LAWRENCEVILLE -- A Gwinnett jury has ruled the city of Suwanee owes $1.8 million to landowners who lost an $8 million deal with a private school when the city intervened in 2008.
Jurors in the civil trial deliberated about five hours, returning Friday evening convinced that city officials took action specifically to block the sale of 36.5 acres of undeveloped land to Notre Dame Academy, said Gerald Davidson, an attorney for plaintiff Settles Bridge Farm.
The settlement amount represents how much jurors determined the property's value has diminished between 2008 and post-recession 2011. The undeveloped acreage sits near the intersection of Moore Road and Settles Bridge Road, a residential area in Suwanee.
"The city never offered to pay one penny as compensation to Settles Bridge Farm, so an award of almost $2 million is satisfying, even though we did ask for more," Davidson said Saturday.

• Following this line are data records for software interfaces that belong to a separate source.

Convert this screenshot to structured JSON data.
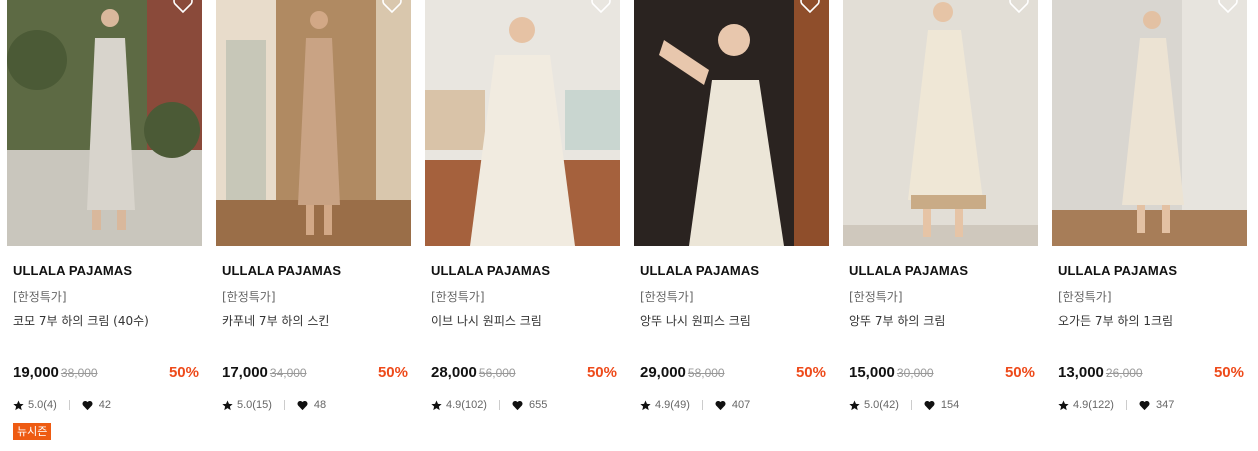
{
  "products": [
    {
      "brand": "ULLALA PAJAMAS",
      "tag": "[한정특가]",
      "name": "코모 7부 하의 크림 (40수)",
      "price": "19,000",
      "original_price": "38,000",
      "discount": "50%",
      "rating": "5.0(4)",
      "likes": "42",
      "badge": "뉴시즌",
      "image": {
        "bg": "#5d6a44",
        "dress": "#d8d4cc",
        "accent": "#8a4a3a"
      }
    },
    {
      "brand": "ULLALA PAJAMAS",
      "tag": "[한정특가]",
      "name": "카푸네 7부 하의 스킨",
      "price": "17,000",
      "original_price": "34,000",
      "discount": "50%",
      "rating": "5.0(15)",
      "likes": "48",
      "image": {
        "bg": "#b08a62",
        "dress": "#c9a384",
        "accent": "#e8dccb"
      }
    },
    {
      "brand": "ULLALA PAJAMAS",
      "tag": "[한정특가]",
      "name": "이브 나시 원피스 크림",
      "price": "28,000",
      "original_price": "56,000",
      "discount": "50%",
      "rating": "4.9(102)",
      "likes": "655",
      "image": {
        "bg": "#e9e6e0",
        "dress": "#f1ebe0",
        "accent": "#a5613d"
      }
    },
    {
      "brand": "ULLALA PAJAMAS",
      "tag": "[한정특가]",
      "name": "앙뚜 나시 원피스 크림",
      "price": "29,000",
      "original_price": "58,000",
      "discount": "50%",
      "rating": "4.9(49)",
      "likes": "407",
      "image": {
        "bg": "#2a2320",
        "dress": "#ece6d8",
        "accent": "#8f4e2b"
      }
    },
    {
      "brand": "ULLALA PAJAMAS",
      "tag": "[한정특가]",
      "name": "앙뚜 7부 하의 크림",
      "price": "15,000",
      "original_price": "30,000",
      "discount": "50%",
      "rating": "5.0(42)",
      "likes": "154",
      "image": {
        "bg": "#e2ded6",
        "dress": "#efe7d6",
        "accent": "#c9ab86"
      }
    },
    {
      "brand": "ULLALA PAJAMAS",
      "tag": "[한정특가]",
      "name": "오가든 7부 하의 1크림",
      "price": "13,000",
      "original_price": "26,000",
      "discount": "50%",
      "rating": "4.9(122)",
      "likes": "347",
      "image": {
        "bg": "#d9d6d0",
        "dress": "#ece3d3",
        "accent": "#a77d58"
      }
    }
  ],
  "colors": {
    "discount": "#ee4a1a",
    "badge": "#ee5b12"
  }
}
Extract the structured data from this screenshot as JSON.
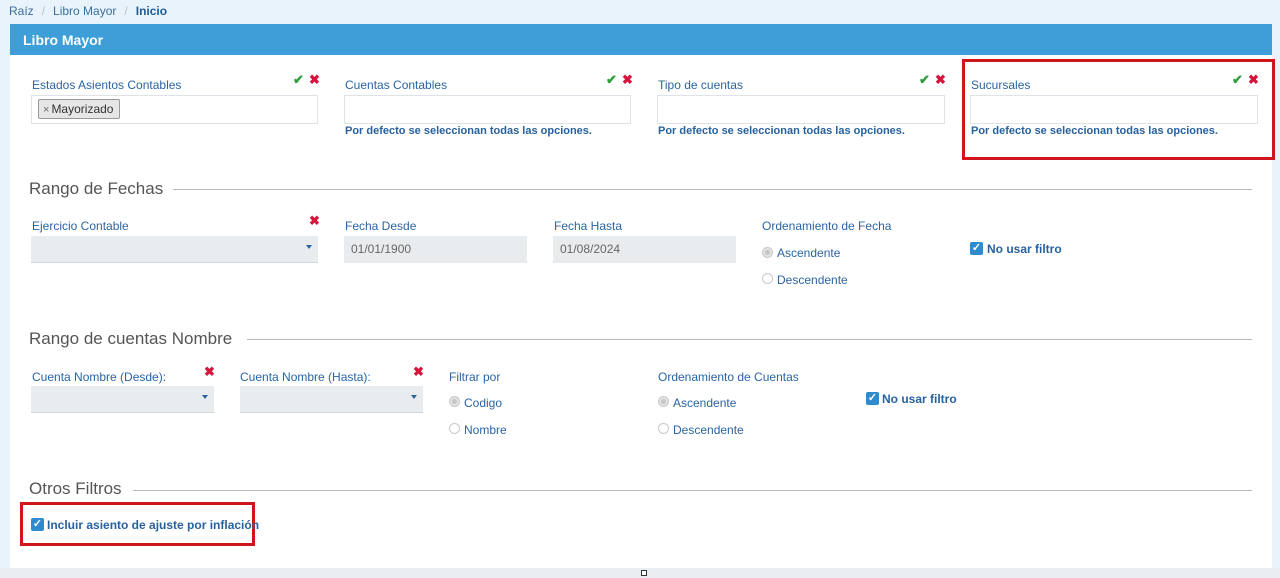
{
  "breadcrumb": {
    "items": [
      "Raíz",
      "Libro Mayor",
      "Inicio"
    ]
  },
  "panel": {
    "title": "Libro Mayor"
  },
  "filters": {
    "estados": {
      "label": "Estados Asientos Contables",
      "tag": "Mayorizado",
      "tag_remove": "×"
    },
    "cuentas": {
      "label": "Cuentas Contables",
      "hint": "Por defecto se seleccionan todas las opciones."
    },
    "tipo": {
      "label": "Tipo de cuentas",
      "hint": "Por defecto se seleccionan todas las opciones."
    },
    "sucursales": {
      "label": "Sucursales",
      "hint": "Por defecto se seleccionan todas las opciones."
    }
  },
  "icons": {
    "check": "✔",
    "close": "✖"
  },
  "fechas": {
    "title": "Rango de Fechas",
    "ejercicio_label": "Ejercicio Contable",
    "desde_label": "Fecha Desde",
    "desde_value": "01/01/1900",
    "hasta_label": "Fecha Hasta",
    "hasta_value": "01/08/2024",
    "orden_label": "Ordenamiento de Fecha",
    "asc": "Ascendente",
    "desc": "Descendente",
    "no_filtro": "No usar filtro"
  },
  "cuentas_nombre": {
    "title": "Rango de cuentas Nombre",
    "desde_label": "Cuenta Nombre (Desde):",
    "hasta_label": "Cuenta Nombre (Hasta):",
    "filtrar_label": "Filtrar por",
    "codigo": "Codigo",
    "nombre": "Nombre",
    "orden_label": "Ordenamiento de Cuentas",
    "asc": "Ascendente",
    "desc": "Descendente",
    "no_filtro": "No usar filtro"
  },
  "otros": {
    "title": "Otros Filtros",
    "ajuste": "Incluir asiento de ajuste por inflación"
  },
  "colors": {
    "header": "#3e9fd8",
    "accent": "#2f8bd0",
    "highlight": "#d0161d",
    "check": "#2f9e3c",
    "remove": "#d6143c"
  }
}
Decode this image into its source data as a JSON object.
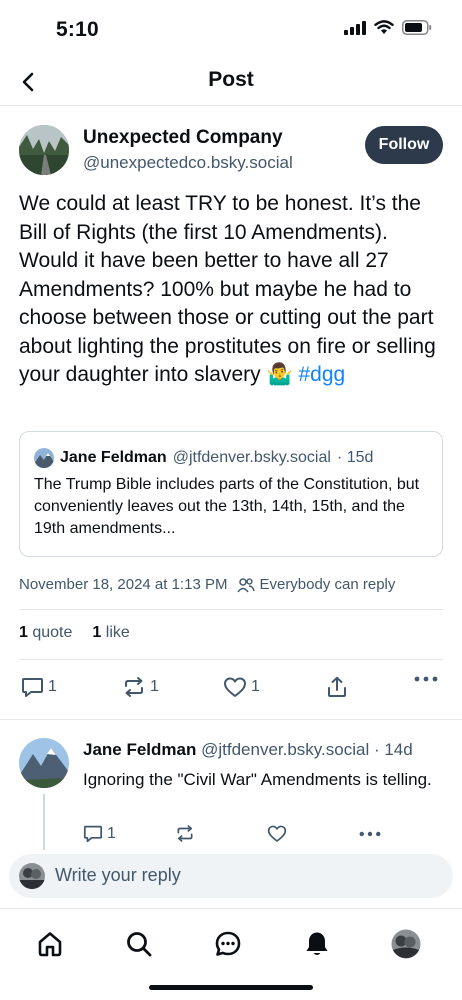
{
  "status_bar": {
    "time": "5:10"
  },
  "header": {
    "title": "Post"
  },
  "post": {
    "author_name": "Unexpected Company",
    "author_handle": "@unexpectedco.bsky.social",
    "follow_label": "Follow",
    "text": "We could at least TRY to be honest. It’s the Bill of Rights (the first 10 Amendments). Would it have been better to have all 27 Amendments? 100% but maybe he had to choose between those or cutting out the part about lighting the prostitutes on fire or selling your daughter into slavery",
    "emoji": "🤷‍♂️",
    "hashtag": "#dgg",
    "timestamp": "November 18, 2024 at 1:13 PM",
    "reply_setting": "Everybody can reply"
  },
  "quote": {
    "author_name": "Jane Feldman",
    "author_handle": "@jtfdenver.bsky.social",
    "age": "· 15d",
    "text": "The Trump Bible includes parts of the Constitution, but conveniently leaves out the 13th, 14th, 15th, and the 19th amendments..."
  },
  "stats": {
    "quote_count": "1",
    "quote_label": "quote",
    "like_count": "1",
    "like_label": "like"
  },
  "actions": {
    "reply_count": "1",
    "repost_count": "1",
    "like_count": "1"
  },
  "reply": {
    "author_name": "Jane Feldman",
    "author_handle": "@jtfdenver.bsky.social",
    "age": "· 14d",
    "text": "Ignoring the \"Civil War\" Amendments is telling.",
    "reply_count": "1"
  },
  "composer": {
    "placeholder": "Write your reply"
  },
  "colors": {
    "accent": "#1083fe",
    "follow_bg": "#2c3a4b",
    "muted_text": "#42576c",
    "border": "#e4e8ec"
  }
}
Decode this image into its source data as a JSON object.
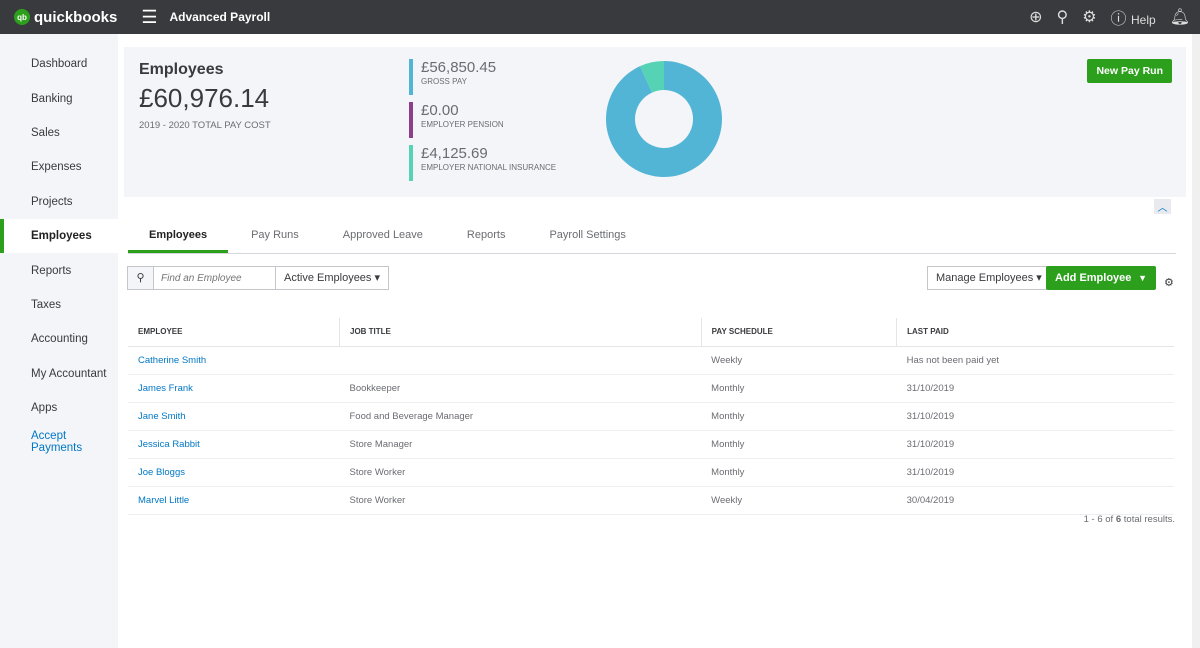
{
  "topbar": {
    "logo_text": "quickbooks",
    "logo_small": "intuit",
    "app_title": "Advanced Payroll",
    "help": "Help"
  },
  "sidebar": {
    "items": [
      {
        "label": "Dashboard"
      },
      {
        "label": "Banking"
      },
      {
        "label": "Sales"
      },
      {
        "label": "Expenses"
      },
      {
        "label": "Projects"
      },
      {
        "label": "Employees",
        "active": true
      },
      {
        "label": "Reports"
      },
      {
        "label": "Taxes"
      },
      {
        "label": "Accounting"
      },
      {
        "label": "My Accountant"
      },
      {
        "label": "Apps"
      },
      {
        "label": "Accept Payments",
        "link": true
      }
    ]
  },
  "summary": {
    "title": "Employees",
    "total": "£60,976.14",
    "total_label": "2019 - 2020 TOTAL PAY COST",
    "metrics": [
      {
        "value": "£56,850.45",
        "label": "GROSS PAY",
        "color": "#53b5d6"
      },
      {
        "value": "£0.00",
        "label": "EMPLOYER PENSION",
        "color": "#8d3f8c"
      },
      {
        "value": "£4,125.69",
        "label": "EMPLOYER NATIONAL INSURANCE",
        "color": "#55d3b4"
      }
    ],
    "new_pay_run": "New Pay Run"
  },
  "tabs": [
    {
      "label": "Employees",
      "active": true
    },
    {
      "label": "Pay Runs"
    },
    {
      "label": "Approved Leave"
    },
    {
      "label": "Reports"
    },
    {
      "label": "Payroll Settings"
    }
  ],
  "toolbar": {
    "search_placeholder": "Find an Employee",
    "filter": "Active Employees",
    "manage": "Manage Employees",
    "add": "Add Employee"
  },
  "table": {
    "headers": [
      "EMPLOYEE",
      "JOB TITLE",
      "PAY SCHEDULE",
      "LAST PAID"
    ],
    "rows": [
      [
        "Catherine Smith",
        "",
        "Weekly",
        "Has not been paid yet"
      ],
      [
        "James Frank",
        "Bookkeeper",
        "Monthly",
        "31/10/2019"
      ],
      [
        "Jane Smith",
        "Food and Beverage Manager",
        "Monthly",
        "31/10/2019"
      ],
      [
        "Jessica Rabbit",
        "Store Manager",
        "Monthly",
        "31/10/2019"
      ],
      [
        "Joe Bloggs",
        "Store Worker",
        "Monthly",
        "31/10/2019"
      ],
      [
        "Marvel Little",
        "Store Worker",
        "Weekly",
        "30/04/2019"
      ]
    ]
  },
  "results": {
    "prefix": "1 - 6 of",
    "count": "6",
    "suffix": "total results."
  }
}
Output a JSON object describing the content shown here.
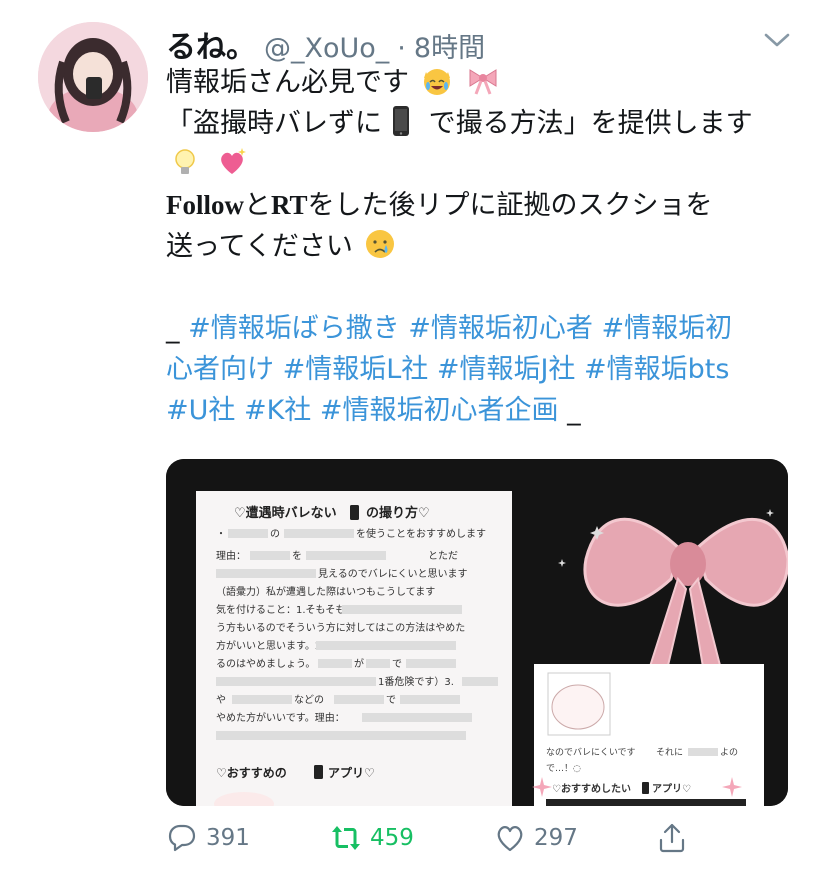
{
  "tweet": {
    "display_name": "るね。",
    "handle": "@_XoUo_",
    "separator": "·",
    "time": "8時間",
    "text_lines": [
      "情報垢さん必見です",
      "「盗撮時バレずに",
      " で撮る方法」を提供します",
      "と",
      "をした後リプに証拠のスクショを",
      "送ってください"
    ],
    "follow_word": "Follow",
    "rt_word": "RT",
    "hashtag_prefix": "_ ",
    "hashtag_lines": [
      "#情報垢ばら撒き #情報垢初心者 #情報垢初",
      "心者向け #情報垢L社 #情報垢J社 #情報垢bts",
      "#U社 #K社 #情報垢初心者企画"
    ],
    "hashtag_suffix": "  _"
  },
  "media": {
    "doc_title": "♡遭遇時バレない",
    "doc_title_tail": "の撮り方♡",
    "doc_lines": [
      "・",
      "の",
      "を使うことをおすすめします",
      "理由：",
      "を",
      "とただ",
      "見えるのでバレにくいと思います",
      "（語彙力）私が遭遇した際はいつもこうしてます",
      "気を付けること：1.そもそも",
      "う方もいるのでそういう方に対してはこの方法はやめた",
      "方がいいと思います。2.",
      "るのはやめましょう。",
      "が",
      "で",
      "1番危険です）3.",
      "や",
      "などの",
      "で",
      "やめた方がいいです。理由：",
      "♡おすすめの",
      "アプリ♡"
    ],
    "small_card_lines": [
      "なのでバレにくいです",
      "それに",
      "よの",
      "で…！◌",
      "♡おすすめしたい",
      "アプリ♡"
    ]
  },
  "actions": {
    "reply_count": "391",
    "retweet_count": "459",
    "like_count": "297"
  },
  "colors": {
    "link": "#3b94d9",
    "secondary": "#657786",
    "retweet": "#17bf63"
  },
  "icons": [
    "caret-down-icon",
    "reply-icon",
    "retweet-icon",
    "like-icon",
    "share-icon"
  ]
}
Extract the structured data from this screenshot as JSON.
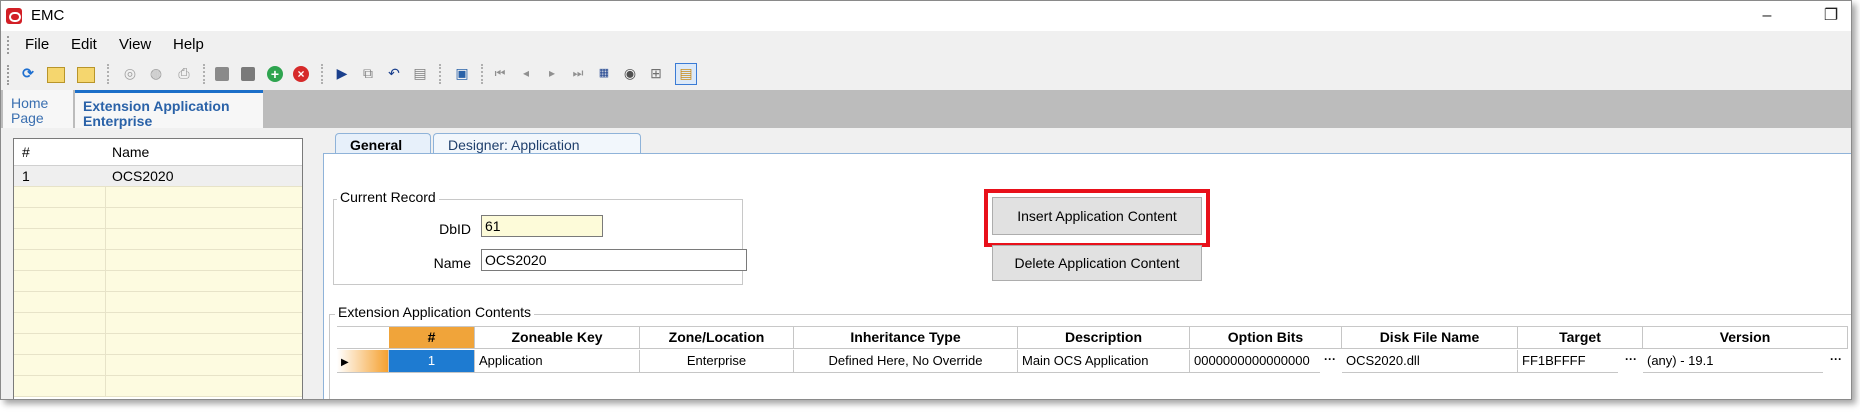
{
  "window": {
    "title": "EMC"
  },
  "menu": [
    "File",
    "Edit",
    "View",
    "Help"
  ],
  "toolbar_icons": [
    "refresh-icon",
    "new-folder-icon",
    "open-folder-icon",
    "disabled-icon",
    "comment-icon",
    "print-icon",
    "save-icon",
    "save-all-icon",
    "add-record-icon",
    "delete-record-icon",
    "play-icon",
    "copy-icon",
    "undo-icon",
    "paste-icon",
    "window-icon",
    "first-record-icon",
    "prev-record-icon",
    "next-record-icon",
    "last-record-icon",
    "calendar-icon",
    "binoculars-icon",
    "import-icon",
    "grid-icon"
  ],
  "doc_tabs": {
    "home": "Home\nPage",
    "extension": "Extension Application\nEnterprise"
  },
  "left_list": {
    "headers": [
      "#",
      "Name"
    ],
    "rows": [
      {
        "num": "1",
        "name": "OCS2020"
      }
    ]
  },
  "tabs": {
    "general": "General",
    "designer": "Designer: Application"
  },
  "current_record": {
    "label": "Current Record",
    "dbid_label": "DbID",
    "dbid_value": "61",
    "name_label": "Name",
    "name_value": "OCS2020"
  },
  "buttons": {
    "insert": "Insert Application Content",
    "delete": "Delete Application Content"
  },
  "contents": {
    "label": "Extension Application Contents",
    "headers": [
      "#",
      "Zoneable Key",
      "Zone/Location",
      "Inheritance Type",
      "Description",
      "Option Bits",
      "Disk File Name",
      "Target",
      "Version"
    ],
    "row": {
      "num": "1",
      "zoneable_key": "Application",
      "zone": "Enterprise",
      "inheritance": "Defined Here, No Override",
      "description": "Main OCS Application",
      "option_bits": "0000000000000000",
      "disk_file": "OCS2020.dll",
      "target": "FF1BFFFF",
      "version": "(any) - 19.1"
    }
  },
  "colors": {
    "highlight": "#e8101a",
    "selected_cell": "#1e7bd1",
    "row_indicator": "#f5a130",
    "list_row": "#fdfbe0"
  }
}
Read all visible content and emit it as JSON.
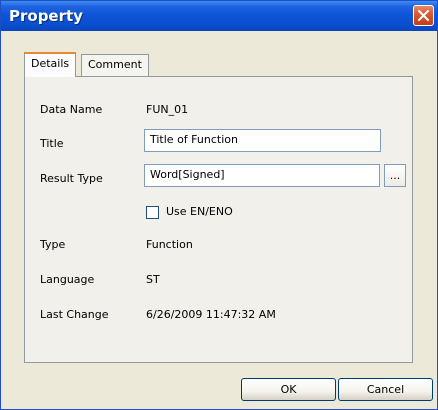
{
  "window": {
    "title": "Property"
  },
  "tabs": [
    {
      "label": "Details",
      "active": true
    },
    {
      "label": "Comment",
      "active": false
    }
  ],
  "details": {
    "data_name": {
      "label": "Data Name",
      "value": "FUN_01"
    },
    "title": {
      "label": "Title",
      "value": "Title of Function"
    },
    "result_type": {
      "label": "Result Type",
      "value": "Word[Signed]",
      "browse_label": "..."
    },
    "use_en_eno": {
      "label": "Use EN/ENO",
      "checked": false
    },
    "type": {
      "label": "Type",
      "value": "Function"
    },
    "language": {
      "label": "Language",
      "value": "ST"
    },
    "last_change": {
      "label": "Last Change",
      "value": "6/26/2009 11:47:32 AM"
    }
  },
  "buttons": {
    "ok": "OK",
    "cancel": "Cancel"
  },
  "colors": {
    "titlebar": "#0b4fd0",
    "dialog_bg": "#ece9d8",
    "close": "#d9562f",
    "active_tab_accent": "#e68b2c"
  }
}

The landowners had planned to develop a 41-lot subdivision before they were approached by school officials. The school had been scouting locations in Suwanee and found it appealing that the city's zoning ordinances -- at that time -- would allow a school to be built there without approval or action from the city.
Attorneys for the plaintiffs said city officials hastily called a meeting within 48 hours of learning of the plans and instituted a moratorium on building permits for large projects in residential areas, fearing outrage from citizens in the area.
Three months after the moratorium, the city approved a special-use permit amendment to the city's zoning ordinance, which would require the school to have such a permit to develop the property. Davidson said that loophole killed the project's chances.
The next day, the school terminated its contract with Settles Bridge Farm, a move the plaintiff's attorneys said could cost the business $4 million, based on the land's value before and after the recession.
Davidson said he was unsure what coffer the city planned to pull funding from to cover the $1.8 million settlement. The city's attorney in the suit, Laurel Henderson, could not be reach for comment Saturday.
During the weeklong trial, Henderson had argued the city's actions did not specifically target the school project. She pointed to a yearlong study that gathered public input and showed strong community support for barring high-traffic projects from single-family residential areas.
The ruling marks the second settlement Suwanee has had to pay in the land disagreement, and it closes the second of three related suits.
In August last year, the city settled a separate lawsuit with Notre Dame Academy for $257,000 that reimbursed the school for all out-of-pocket expenses.
Another suit pits the Settles Bridge Farm businessmen against the Gwinnett Chamber of Commerce and its vice president of economic development, Nick Masino, a former Suwanee Mayor.
The plaintiffs claim Masino and chamber officials sabotaged the deal because the surrounding community would be outraged.
Both Masino and the chamber have denied those allegations in separate responses.